Just because Heathcliff speaks using words the others can’t understand doesn’t mean he’s been possessed by demons – he could simply be from a foreign country. And him being obsessed by Cathy is supposed to make him her familiar, rather than a creepy, psychotic stalker? Seriously? And what exactly are in that book to talk about the Burning Times anyway? I never quite got that.

Yes, it would be interesting to view books from a Neo-Pagan perspective (preaching to the crowd) but at the same time I wonder if it’s really necessary to read a book and dissect it from certain angles, whether it’s about Neo-Paganism, feminism or whatever. Can’t we just read a good book for what it is, what the author intended it to be, and leave it at that?

If you want a book which is in tune with Neo-Pagan beliefs but without being written to the community in question, read The Secret Garden. It has Magick and plenty of love and respect for Mother Nature. Works for me. This paper, however, doesn’t. It doesn’t feel like it comes to any sort of conclusion and it lacks structure. A lot like this post, you could say, but this is merely a blog post, so if you reach the end and feel “well … that was pointless”, at least you didn’t have to pay for it.

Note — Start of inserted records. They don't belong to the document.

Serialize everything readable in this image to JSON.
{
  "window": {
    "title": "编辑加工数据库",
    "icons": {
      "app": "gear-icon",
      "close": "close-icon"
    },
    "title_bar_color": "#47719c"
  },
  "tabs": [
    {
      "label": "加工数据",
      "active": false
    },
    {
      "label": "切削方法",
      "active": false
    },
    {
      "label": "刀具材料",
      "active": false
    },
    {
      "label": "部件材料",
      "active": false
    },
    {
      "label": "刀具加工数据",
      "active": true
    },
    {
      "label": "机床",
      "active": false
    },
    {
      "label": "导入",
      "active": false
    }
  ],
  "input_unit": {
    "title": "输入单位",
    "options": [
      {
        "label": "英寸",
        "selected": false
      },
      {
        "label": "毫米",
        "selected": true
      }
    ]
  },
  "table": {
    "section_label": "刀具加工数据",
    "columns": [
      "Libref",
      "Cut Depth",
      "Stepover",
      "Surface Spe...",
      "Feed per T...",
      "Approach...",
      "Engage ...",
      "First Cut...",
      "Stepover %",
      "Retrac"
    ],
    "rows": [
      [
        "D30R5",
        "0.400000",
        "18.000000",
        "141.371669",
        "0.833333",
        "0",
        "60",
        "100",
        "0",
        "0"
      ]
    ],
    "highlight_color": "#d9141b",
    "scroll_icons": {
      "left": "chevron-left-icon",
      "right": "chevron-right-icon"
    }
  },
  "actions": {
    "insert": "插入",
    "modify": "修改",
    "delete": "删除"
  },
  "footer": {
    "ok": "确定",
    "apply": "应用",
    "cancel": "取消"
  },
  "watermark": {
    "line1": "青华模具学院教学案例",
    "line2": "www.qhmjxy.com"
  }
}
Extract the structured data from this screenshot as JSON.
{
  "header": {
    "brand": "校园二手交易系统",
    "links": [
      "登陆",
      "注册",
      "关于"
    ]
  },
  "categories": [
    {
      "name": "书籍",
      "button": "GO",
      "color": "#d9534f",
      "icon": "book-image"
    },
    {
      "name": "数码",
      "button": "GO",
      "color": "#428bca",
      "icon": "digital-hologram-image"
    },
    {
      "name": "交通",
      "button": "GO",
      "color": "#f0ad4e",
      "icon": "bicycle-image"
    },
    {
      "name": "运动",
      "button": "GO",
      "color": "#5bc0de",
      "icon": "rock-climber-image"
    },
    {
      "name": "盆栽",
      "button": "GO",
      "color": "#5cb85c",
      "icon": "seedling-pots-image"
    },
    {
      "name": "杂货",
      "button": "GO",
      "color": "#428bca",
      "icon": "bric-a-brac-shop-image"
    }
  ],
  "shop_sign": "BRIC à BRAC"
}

Sure, it was only £0.69 so not more than a chocolate bar, but even with a chocolate bar you have to ask yourself if it’s worth it. This paper could have been a very interesting read, but it’s poorly edited and I don’t feel as if I’ve learned something new from it – it just feels as if the author has had a good idea initially, but when it comes down to it, is just clutching at straws trying to prove a point that isn’t there.

It has to be a 1 out of 5 familiars. Sorry.


An easily distracted and over-excited introvert who never learns to go to bed at a reasonable time. Enjoys traveling (when there's not a plague on), and taking photos of European architecture. Cares for cats, good coffee and Boardwalk Empire. A child of her time, she did media studies in school and still can't decide what she wants to be when she grows up.

2 thoughts on “Witches and Devilry in Wuthering Heights by Jamie Freeman (2011)

  1. I’m sure I liked your review way more than I would’ve liked the paper, though the subject matter is intriguing. It strikes me as more trying to fit a book to an idea than anything else. I like the notion of neo-paganism as a growing culture, but I don’t see WH as a true part of it other than that EB lends herself to that kind of thing by her personality.

    In reading her poems, she seems much more aligned with Church of England doctrine than probably most modern WH readers credit her with.

  2. Thank you, you’ve hit the nail right on the head! Fitting the book around an idea, that’s exactly it! (Like, oh, I dunno, thinking CB wrote Jane Eyre as a tribute to Jane Austen. *rolls eyes* Ach, I still need to write about that.)

    I’ve not read any of EB’s poems, but when reading WH, “oh this is like a metaphor for Paganism and the Inquisition” was NOT in my thoughts. Nor was it anywhere near reading CB or AB. Anne’s novels feel the most steeped in Christianity, Charlotte keeps taking swipes at Catholics and there is a lot of Christianity in her novels as well. Yes, she does have a lot of nature descriptions, but you don’t need to be Pagan to appreciate the beauty of nature. Even if she DID think of God as female, that also means very little as the point of Paganism is divinity being a duality, not a singularity. Likewise, writing about passionate love and obsession and spirits doesn’t make you Pagan.

    I’d love to read a novel where the main character is a Neo-Pagan or at least with those kind of themes (without being preachy), but the Brontës aren’t it.

Let us know what you think!

This site uses Akismet to reduce spam. Learn how your comment data is processed.